Until her contact with, then enslavement by, Western capitalist colonialism, Vietnam was a bureaucratic-monarchic country with a clear-cut social stratification. At the top stood the KING & MANDARINATE, with the COMMON PEOPLE below. Confucianism was the state and social ideology.
That Confucian bureaucratic-monarchic regime of absolute centralism, which lasted from the beginning of the XVth century to the middle of the XlXth century, was not an authentic product, an endogenous element of the water-rice civilization and village culture of Southeast Asia as a whole. It was an exogenous element originating from North China and introduced in the region of water-rice civilization at the period of Chinese domination, and, as an irony of history, received a particular boost from the time Dai Viet shook off the Ming yoke in the beginning of the XV century (1407-1427).

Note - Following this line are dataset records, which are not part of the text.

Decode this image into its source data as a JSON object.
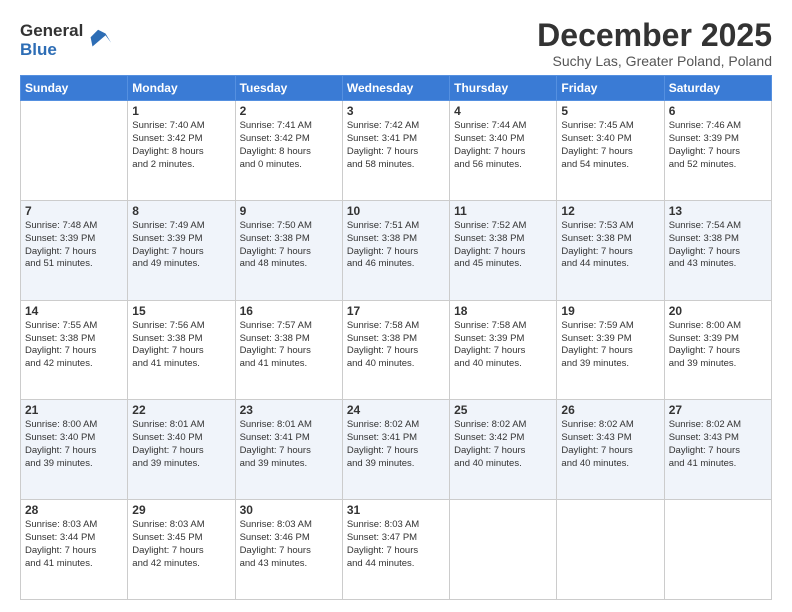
{
  "logo": {
    "general": "General",
    "blue": "Blue"
  },
  "title": "December 2025",
  "subtitle": "Suchy Las, Greater Poland, Poland",
  "days_of_week": [
    "Sunday",
    "Monday",
    "Tuesday",
    "Wednesday",
    "Thursday",
    "Friday",
    "Saturday"
  ],
  "weeks": [
    [
      {
        "day": "",
        "info": ""
      },
      {
        "day": "1",
        "info": "Sunrise: 7:40 AM\nSunset: 3:42 PM\nDaylight: 8 hours\nand 2 minutes."
      },
      {
        "day": "2",
        "info": "Sunrise: 7:41 AM\nSunset: 3:42 PM\nDaylight: 8 hours\nand 0 minutes."
      },
      {
        "day": "3",
        "info": "Sunrise: 7:42 AM\nSunset: 3:41 PM\nDaylight: 7 hours\nand 58 minutes."
      },
      {
        "day": "4",
        "info": "Sunrise: 7:44 AM\nSunset: 3:40 PM\nDaylight: 7 hours\nand 56 minutes."
      },
      {
        "day": "5",
        "info": "Sunrise: 7:45 AM\nSunset: 3:40 PM\nDaylight: 7 hours\nand 54 minutes."
      },
      {
        "day": "6",
        "info": "Sunrise: 7:46 AM\nSunset: 3:39 PM\nDaylight: 7 hours\nand 52 minutes."
      }
    ],
    [
      {
        "day": "7",
        "info": "Sunrise: 7:48 AM\nSunset: 3:39 PM\nDaylight: 7 hours\nand 51 minutes."
      },
      {
        "day": "8",
        "info": "Sunrise: 7:49 AM\nSunset: 3:39 PM\nDaylight: 7 hours\nand 49 minutes."
      },
      {
        "day": "9",
        "info": "Sunrise: 7:50 AM\nSunset: 3:38 PM\nDaylight: 7 hours\nand 48 minutes."
      },
      {
        "day": "10",
        "info": "Sunrise: 7:51 AM\nSunset: 3:38 PM\nDaylight: 7 hours\nand 46 minutes."
      },
      {
        "day": "11",
        "info": "Sunrise: 7:52 AM\nSunset: 3:38 PM\nDaylight: 7 hours\nand 45 minutes."
      },
      {
        "day": "12",
        "info": "Sunrise: 7:53 AM\nSunset: 3:38 PM\nDaylight: 7 hours\nand 44 minutes."
      },
      {
        "day": "13",
        "info": "Sunrise: 7:54 AM\nSunset: 3:38 PM\nDaylight: 7 hours\nand 43 minutes."
      }
    ],
    [
      {
        "day": "14",
        "info": "Sunrise: 7:55 AM\nSunset: 3:38 PM\nDaylight: 7 hours\nand 42 minutes."
      },
      {
        "day": "15",
        "info": "Sunrise: 7:56 AM\nSunset: 3:38 PM\nDaylight: 7 hours\nand 41 minutes."
      },
      {
        "day": "16",
        "info": "Sunrise: 7:57 AM\nSunset: 3:38 PM\nDaylight: 7 hours\nand 41 minutes."
      },
      {
        "day": "17",
        "info": "Sunrise: 7:58 AM\nSunset: 3:38 PM\nDaylight: 7 hours\nand 40 minutes."
      },
      {
        "day": "18",
        "info": "Sunrise: 7:58 AM\nSunset: 3:39 PM\nDaylight: 7 hours\nand 40 minutes."
      },
      {
        "day": "19",
        "info": "Sunrise: 7:59 AM\nSunset: 3:39 PM\nDaylight: 7 hours\nand 39 minutes."
      },
      {
        "day": "20",
        "info": "Sunrise: 8:00 AM\nSunset: 3:39 PM\nDaylight: 7 hours\nand 39 minutes."
      }
    ],
    [
      {
        "day": "21",
        "info": "Sunrise: 8:00 AM\nSunset: 3:40 PM\nDaylight: 7 hours\nand 39 minutes."
      },
      {
        "day": "22",
        "info": "Sunrise: 8:01 AM\nSunset: 3:40 PM\nDaylight: 7 hours\nand 39 minutes."
      },
      {
        "day": "23",
        "info": "Sunrise: 8:01 AM\nSunset: 3:41 PM\nDaylight: 7 hours\nand 39 minutes."
      },
      {
        "day": "24",
        "info": "Sunrise: 8:02 AM\nSunset: 3:41 PM\nDaylight: 7 hours\nand 39 minutes."
      },
      {
        "day": "25",
        "info": "Sunrise: 8:02 AM\nSunset: 3:42 PM\nDaylight: 7 hours\nand 40 minutes."
      },
      {
        "day": "26",
        "info": "Sunrise: 8:02 AM\nSunset: 3:43 PM\nDaylight: 7 hours\nand 40 minutes."
      },
      {
        "day": "27",
        "info": "Sunrise: 8:02 AM\nSunset: 3:43 PM\nDaylight: 7 hours\nand 41 minutes."
      }
    ],
    [
      {
        "day": "28",
        "info": "Sunrise: 8:03 AM\nSunset: 3:44 PM\nDaylight: 7 hours\nand 41 minutes."
      },
      {
        "day": "29",
        "info": "Sunrise: 8:03 AM\nSunset: 3:45 PM\nDaylight: 7 hours\nand 42 minutes."
      },
      {
        "day": "30",
        "info": "Sunrise: 8:03 AM\nSunset: 3:46 PM\nDaylight: 7 hours\nand 43 minutes."
      },
      {
        "day": "31",
        "info": "Sunrise: 8:03 AM\nSunset: 3:47 PM\nDaylight: 7 hours\nand 44 minutes."
      },
      {
        "day": "",
        "info": ""
      },
      {
        "day": "",
        "info": ""
      },
      {
        "day": "",
        "info": ""
      }
    ]
  ]
}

The genuine social product of the cultivation of wet rice was rather the small agricultural villages and hamlets composed of nuclear families, the “husband ploughing, wife transplanting and a buffalo drawing the harrow” type, with the MOTHER and WIFE playing important parts. Its pre-state and proto-state form was made up of a system of local leaders in different regions (“muòng”), who could be referred to as “Lạc lords”, as opposed to “Lạc people”. There was a distinction between ‘lang’ (sir) and “thâng” (fellow), between “nâng” (lady) and “ả” (wench), between aristocrats still maintaining “blood ties” as a ruling instrument and plebeians having lost lineage relations and fragmenting into individual families. In that mandala - as O.W. Wolters put it - of the regime of local leaders, there gradually emerged to the front the role of the “muòng luang” (great “muòng”) leader, who became an overlord, a kind of “pò khun”, later referred to in history as King Hung, with unsophisticated politics, ingenuous? customs and no script.
However, after the fall of the Cô Loa citadel (“Kẻ Chủ”) on the bank of the Nam Luong (Duong river), the Viet country and people were harnessed to the expansionist chariot of Chinese dynasties, from Han to T'ang. Vietnam's fate was linked to Chinese civilization - in the form of a by-product, i.e. as a Chinese “district” and “dominion” - throughout more than a thousand years, and still remained so in a geo-political sense in the subsequent thousand years.